Where is the joy for the families of the victims of the San Bernardino, Sandy Hook, and Oregon mass killings?  Where is the joy for the congregations of the churches and Mosques that have been set on fire? Where is the joy for the refugees struggling to survive in a world turned against them? On Christmas Morning we will open our presents, eat fine meals, and enjoy the company of family yet so many will be remembering loved ones not at the table, or won’t have presents or food to eat.

Christmas is the celebration of the birth of light into the world.  That light came into our world in a stable not a palace.  Jesus’ parents were poor struggling peasants not rich CEO’s of some big company. Yet they managed to find joy in the simple presence of cattle, a donkey, and sheep, can we be so fortunate to see joy in the simple things?  Joy in a simple meal, a child’s smile, the wrinkled face of a granny or grandpa.
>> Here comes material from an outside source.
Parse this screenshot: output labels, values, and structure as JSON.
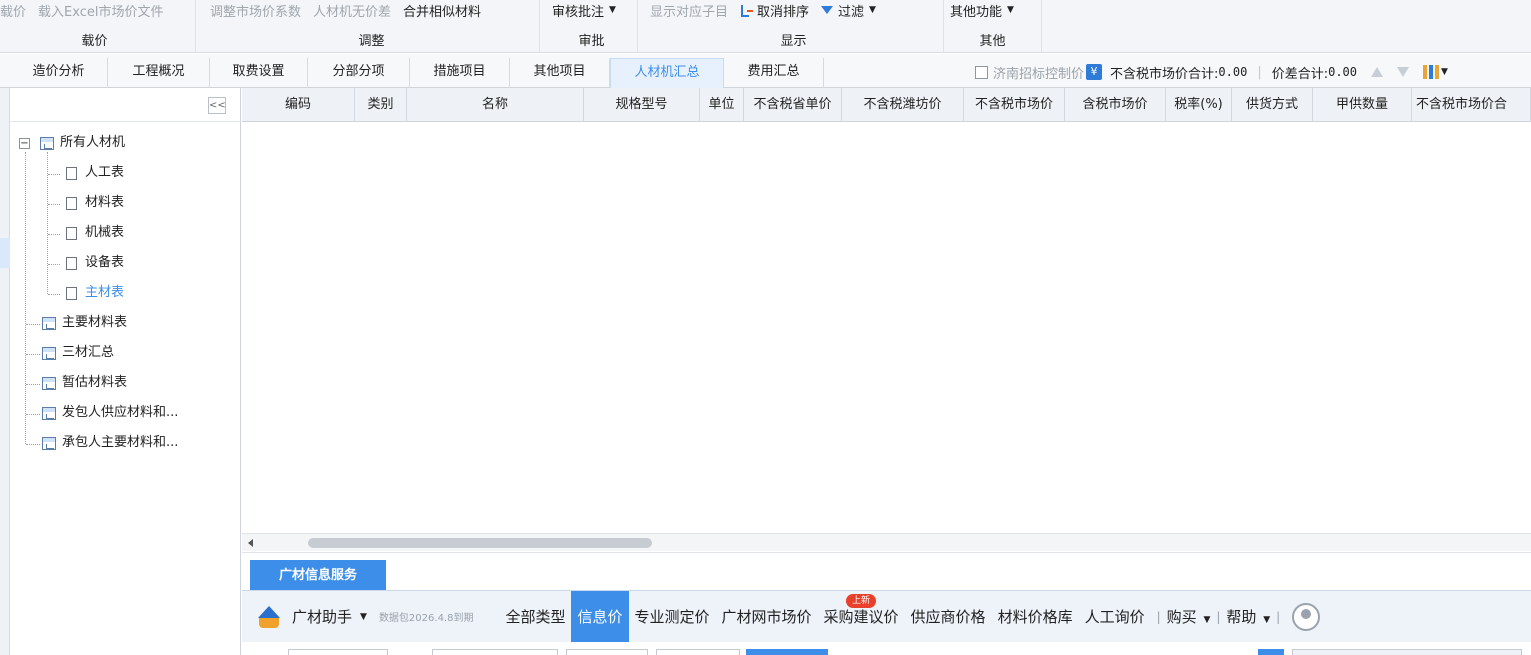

Joy in giving socks, gloves, hats, scarves to someone on the street, joy in the presence of a loved one, or in the warmth of a companion animal.  That is what Christmas is about not gifts, or table burdened with enough food to feed a small village.  Can we offer that joy to someone who might not have joy without our help?  So on your list of gifts add a few more.  Put down sock or gloves for homeless, visit a neighbor or elderly person who will be alone this year, better yet invite them to join you for Christmas day in your home. I guarantee that your Christmas will be brighter and more joyful for giving your  presence and being the gift.

Meditations for a Mindful Advent
Queen Anne Christian Church
Seattle WA
2015

Slow down . . .  seek hope
Buy less . . . create peace
Eat less . . . embrace joy
Worry less . . . give love
Prepare your heart for new birth.

An Advent Prayer
God who causes stars to burn and energy to flow,
may Your presence be made known to us in new ways.
When we wonder where You are, shine Your light in new ways.
When we wonder why bad things happen, help us to find all of Your goodness.
When we feel hopeless, help us to become Your hope in the world.
You have created us out of stardust, and breathed into us life.
In You, all things are possible, and all things are created new.
Creator, Redeemer, and Sustainer, as we await the birth of the light of Christ
may we come to know You in new ways on this journey of faith. Amen.

Joy – The Third Week of Advent
Light three candles and pray “An Advent Prayer.”

Meditation 
Laughter is carbonated holiness.
— Anne Lamott

I would love to live like a river flows,
carried by the surprise of its own unfolding.
— John O’Donohue

Questions
Morning: In anticipation of the day, where might you add levity and playfulness?

Evening: As the day ends, where did you find laughter and ease?

Prayer
Offer a prayer for those in need of joy; include yourself.

Ruth Jewell ©December 15, 2015, Advent Meditations by Laurie Rudel, Pastor Queen Anne Christian Church, Seattle, WA